_What needs to be done:_
Return every line of the data exactly as it appears.

[Collected data]
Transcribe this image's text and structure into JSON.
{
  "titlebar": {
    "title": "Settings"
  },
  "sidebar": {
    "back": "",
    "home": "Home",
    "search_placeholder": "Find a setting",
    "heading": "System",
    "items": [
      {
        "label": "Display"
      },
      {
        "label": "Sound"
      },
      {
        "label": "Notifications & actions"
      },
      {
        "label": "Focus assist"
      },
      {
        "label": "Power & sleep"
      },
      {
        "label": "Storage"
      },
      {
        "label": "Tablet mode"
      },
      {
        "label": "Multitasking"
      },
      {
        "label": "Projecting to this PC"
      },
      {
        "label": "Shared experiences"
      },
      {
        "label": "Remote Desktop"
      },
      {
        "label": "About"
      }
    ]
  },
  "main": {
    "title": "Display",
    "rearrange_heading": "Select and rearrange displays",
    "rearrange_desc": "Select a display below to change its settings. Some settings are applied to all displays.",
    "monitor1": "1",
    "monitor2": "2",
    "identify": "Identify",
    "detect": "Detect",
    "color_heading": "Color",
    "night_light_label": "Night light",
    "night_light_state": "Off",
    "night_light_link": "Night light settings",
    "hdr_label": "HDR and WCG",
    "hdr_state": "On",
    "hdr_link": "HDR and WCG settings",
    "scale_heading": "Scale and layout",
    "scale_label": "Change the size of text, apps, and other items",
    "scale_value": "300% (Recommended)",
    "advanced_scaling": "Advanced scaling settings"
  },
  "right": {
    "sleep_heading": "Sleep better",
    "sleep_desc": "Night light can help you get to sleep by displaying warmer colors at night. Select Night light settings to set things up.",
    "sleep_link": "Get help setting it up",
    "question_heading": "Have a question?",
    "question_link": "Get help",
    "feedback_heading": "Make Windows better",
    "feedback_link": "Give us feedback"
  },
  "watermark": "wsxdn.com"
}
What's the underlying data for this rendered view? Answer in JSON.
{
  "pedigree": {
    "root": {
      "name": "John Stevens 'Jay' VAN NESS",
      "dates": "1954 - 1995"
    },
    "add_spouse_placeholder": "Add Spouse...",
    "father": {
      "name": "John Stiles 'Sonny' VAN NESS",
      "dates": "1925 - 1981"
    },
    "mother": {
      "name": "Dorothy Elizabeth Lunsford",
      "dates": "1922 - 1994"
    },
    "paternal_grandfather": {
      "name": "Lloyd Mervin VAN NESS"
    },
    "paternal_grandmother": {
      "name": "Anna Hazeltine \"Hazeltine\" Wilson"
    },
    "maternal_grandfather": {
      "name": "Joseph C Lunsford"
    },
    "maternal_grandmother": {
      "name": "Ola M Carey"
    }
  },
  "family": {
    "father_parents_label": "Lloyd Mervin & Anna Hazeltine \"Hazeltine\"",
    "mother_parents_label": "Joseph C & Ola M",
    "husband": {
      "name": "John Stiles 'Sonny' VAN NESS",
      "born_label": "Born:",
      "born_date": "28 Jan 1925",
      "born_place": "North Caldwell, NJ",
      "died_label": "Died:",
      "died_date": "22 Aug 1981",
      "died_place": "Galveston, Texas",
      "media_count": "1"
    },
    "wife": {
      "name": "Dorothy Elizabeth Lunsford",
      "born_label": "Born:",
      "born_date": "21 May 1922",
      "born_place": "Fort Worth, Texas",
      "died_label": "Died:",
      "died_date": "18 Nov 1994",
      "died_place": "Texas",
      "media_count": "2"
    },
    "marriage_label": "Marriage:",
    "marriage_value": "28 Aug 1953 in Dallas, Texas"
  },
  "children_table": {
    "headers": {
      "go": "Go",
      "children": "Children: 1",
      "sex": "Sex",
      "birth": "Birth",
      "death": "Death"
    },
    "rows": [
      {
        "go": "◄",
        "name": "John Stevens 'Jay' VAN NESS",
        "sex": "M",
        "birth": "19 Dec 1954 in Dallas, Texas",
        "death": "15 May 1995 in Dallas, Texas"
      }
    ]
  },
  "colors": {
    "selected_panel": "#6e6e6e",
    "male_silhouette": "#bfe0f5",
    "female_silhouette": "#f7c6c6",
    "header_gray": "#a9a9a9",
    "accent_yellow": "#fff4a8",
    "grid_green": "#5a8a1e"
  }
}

_Exercise solution:_
Transcribe this image's text and structure into JSON.
{
  "titlebar": {
    "title": "Settings"
  },
  "sidebar": {
    "back": "",
    "home": "Home",
    "search_placeholder": "Find a setting",
    "heading": "System",
    "items": [
      {
        "label": "Display"
      },
      {
        "label": "Sound"
      },
      {
        "label": "Notifications & actions"
      },
      {
        "label": "Focus assist"
      },
      {
        "label": "Power & sleep"
      },
      {
        "label": "Storage"
      },
      {
        "label": "Tablet mode"
      },
      {
        "label": "Multitasking"
      },
      {
        "label": "Projecting to this PC"
      },
      {
        "label": "Shared experiences"
      },
      {
        "label": "Remote Desktop"
      },
      {
        "label": "About"
      }
    ]
  },
  "main": {
    "title": "Display",
    "rearrange_heading": "Select and rearrange displays",
    "rearrange_desc": "Select a display below to change its settings. Some settings are applied to all displays.",
    "monitor1": "1",
    "monitor2": "2",
    "identify": "Identify",
    "detect": "Detect",
    "color_heading": "Color",
    "night_light_label": "Night light",
    "night_light_state": "Off",
    "night_light_link": "Night light settings",
    "hdr_label": "HDR and WCG",
    "hdr_state": "On",
    "hdr_link": "HDR and WCG settings",
    "scale_heading": "Scale and layout",
    "scale_label": "Change the size of text, apps, and other items",
    "scale_value": "300% (Recommended)",
    "advanced_scaling": "Advanced scaling settings"
  },
  "right": {
    "sleep_heading": "Sleep better",
    "sleep_desc": "Night light can help you get to sleep by displaying warmer colors at night. Select Night light settings to set things up.",
    "sleep_link": "Get help setting it up",
    "question_heading": "Have a question?",
    "question_link": "Get help",
    "feedback_heading": "Make Windows better",
    "feedback_link": "Give us feedback"
  },
  "watermark": "wsxdn.com"
}
What's the underlying data for this rendered view? Answer in JSON.
{
  "pedigree": {
    "root": {
      "name": "John Stevens 'Jay' VAN NESS",
      "dates": "1954 - 1995"
    },
    "add_spouse_placeholder": "Add Spouse...",
    "father": {
      "name": "John Stiles 'Sonny' VAN NESS",
      "dates": "1925 - 1981"
    },
    "mother": {
      "name": "Dorothy Elizabeth Lunsford",
      "dates": "1922 - 1994"
    },
    "paternal_grandfather": {
      "name": "Lloyd Mervin VAN NESS"
    },
    "paternal_grandmother": {
      "name": "Anna Hazeltine \"Hazeltine\" Wilson"
    },
    "maternal_grandfather": {
      "name": "Joseph C Lunsford"
    },
    "maternal_grandmother": {
      "name": "Ola M Carey"
    }
  },
  "family": {
    "father_parents_label": "Lloyd Mervin & Anna Hazeltine \"Hazeltine\"",
    "mother_parents_label": "Joseph C & Ola M",
    "husband": {
      "name": "John Stiles 'Sonny' VAN NESS",
      "born_label": "Born:",
      "born_date": "28 Jan 1925",
      "born_place": "North Caldwell, NJ",
      "died_label": "Died:",
      "died_date": "22 Aug 1981",
      "died_place": "Galveston, Texas",
      "media_count": "1"
    },
    "wife": {
      "name": "Dorothy Elizabeth Lunsford",
      "born_label": "Born:",
      "born_date": "21 May 1922",
      "born_place": "Fort Worth, Texas",
      "died_label": "Died:",
      "died_date": "18 Nov 1994",
      "died_place": "Texas",
      "media_count": "2"
    },
    "marriage_label": "Marriage:",
    "marriage_value": "28 Aug 1953 in Dallas, Texas"
  },
  "children_table": {
    "headers": {
      "go": "Go",
      "children": "Children: 1",
      "sex": "Sex",
      "birth": "Birth",
      "death": "Death"
    },
    "rows": [
      {
        "go": "◄",
        "name": "John Stevens 'Jay' VAN NESS",
        "sex": "M",
        "birth": "19 Dec 1954 in Dallas, Texas",
        "death": "15 May 1995 in Dallas, Texas"
      }
    ]
  },
  "colors": {
    "selected_panel": "#6e6e6e",
    "male_silhouette": "#bfe0f5",
    "female_silhouette": "#f7c6c6",
    "header_gray": "#a9a9a9",
    "accent_yellow": "#fff4a8",
    "grid_green": "#5a8a1e"
  }
}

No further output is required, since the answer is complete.